George L. Mosse's book exemplifies the best in a new wave of histories focusing on masculinity in Europe since the second half of the eighteenth century.
This is the third book on Russian women of the late nineteenth and early twentieth century collectively authored by Jane McDermid and Anna Hillyar of Southampton University.
This exciting new study argues that medieval aristocratic women not only had power to exercise authority, but that they did so in different capacities depending on the times of their life cycle.
The Rule of Women in Early Modern Europe is a collection of papers which originated in a 2005 conference at the University of Miami. The women examined in the essays include queens regnant, consorts and various regents all of whom exercised power either in their own right or through their marital or familial ties.
Another biography of Catherine the Great? Simon Dixon locates his new book somewhere between Russia in the Age of Catherine the Great by Isabel de Madariaga (1), which he terms ‘the most important (and appropriately weighty) study of Catherine’s reign in any language,’ and John T.
Berenguela of Castile (1180–1246) is a figure who is often overshadowed by her famous relatives, including her grandmother Eleanor of Aquitaine, her sister Blanche of Castile and her son Fernando III of Castile and León.
This collection of essays edited by Debra Barrett-Graves provides new ways of interpreting the symbolic images through which Renaissance queens shaped their identity and royal authority. In bringing together different approaches and sources, the authors use the methodologies of several disciplines: literature, history, art history and cultural studies.
Theresa Earenfight’s new book, Queenship in Medieval Europe, stresses that the medieval royal court could be a woman’s world as much as a man’s.
Elena Woodacre’s book on the five female sovereigns of the medieval Pyrenean kingdom of Navarre is a timely study considering the latest scholarship on politically active queens in medieval Iberia.

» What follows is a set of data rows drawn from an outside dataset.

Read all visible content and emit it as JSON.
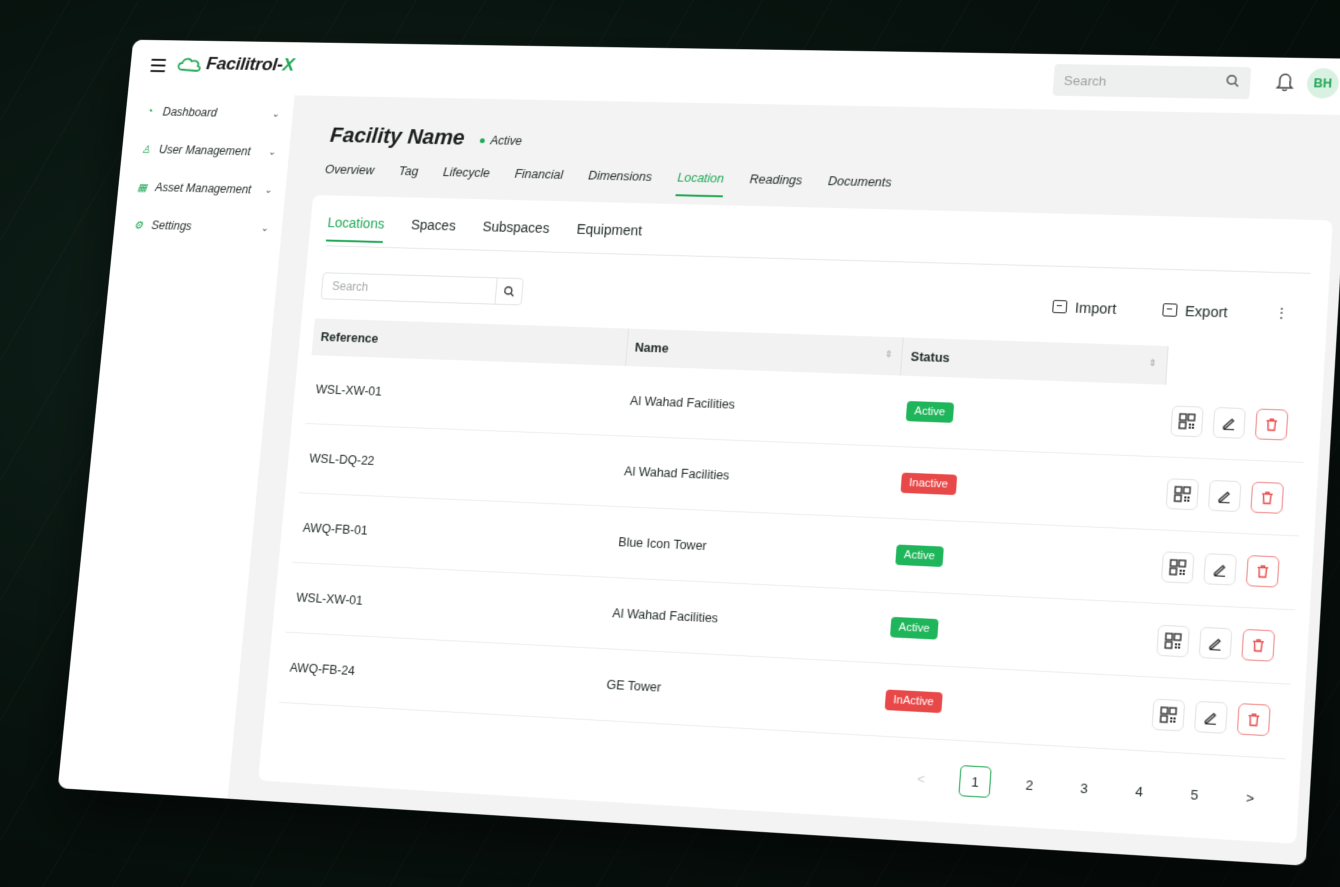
{
  "app": {
    "logo_text": "Facilitrol-",
    "logo_x": "X",
    "search_placeholder": "Search",
    "avatar_initials": "BH"
  },
  "sidebar": {
    "items": [
      {
        "label": "Dashboard",
        "icon": "dashboard-icon"
      },
      {
        "label": "User Management",
        "icon": "user-icon"
      },
      {
        "label": "Asset Management",
        "icon": "grid-icon"
      },
      {
        "label": "Settings",
        "icon": "gear-icon"
      }
    ]
  },
  "facility": {
    "title": "Facility Name",
    "status": "Active"
  },
  "tabs": [
    "Overview",
    "Tag",
    "Lifecycle",
    "Financial",
    "Dimensions",
    "Location",
    "Readings",
    "Documents"
  ],
  "active_tab": "Location",
  "subtabs": [
    "Locations",
    "Spaces",
    "Subspaces",
    "Equipment"
  ],
  "active_subtab": "Locations",
  "toolbar": {
    "search_placeholder": "Search",
    "import_label": "Import",
    "export_label": "Export"
  },
  "table": {
    "columns": [
      "Reference",
      "Name",
      "Status"
    ],
    "rows": [
      {
        "reference": "WSL-XW-01",
        "name": "Al Wahad Facilities",
        "status": "Active"
      },
      {
        "reference": "WSL-DQ-22",
        "name": "Al Wahad Facilities",
        "status": "Inactive"
      },
      {
        "reference": "AWQ-FB-01",
        "name": "Blue Icon Tower",
        "status": "Active"
      },
      {
        "reference": "WSL-XW-01",
        "name": "Al Wahad Facilities",
        "status": "Active"
      },
      {
        "reference": "AWQ-FB-24",
        "name": "GE Tower",
        "status": "InActive"
      }
    ]
  },
  "pagination": {
    "pages": [
      "1",
      "2",
      "3",
      "4",
      "5"
    ],
    "current": "1",
    "prev": "<",
    "next": ">"
  },
  "colors": {
    "accent": "#20a855",
    "active_badge": "#1fb55a",
    "inactive_badge": "#e84848"
  }
}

This scholarship on ruling women, however, has focused predominantly on individual queens.
In the recent years, queenship has interested and fascinated numerous scholars.(1) While some queens, notably British and French ones, have already received interest from historians, this study is keen on shedding light on the female rulers of the Mediterranean.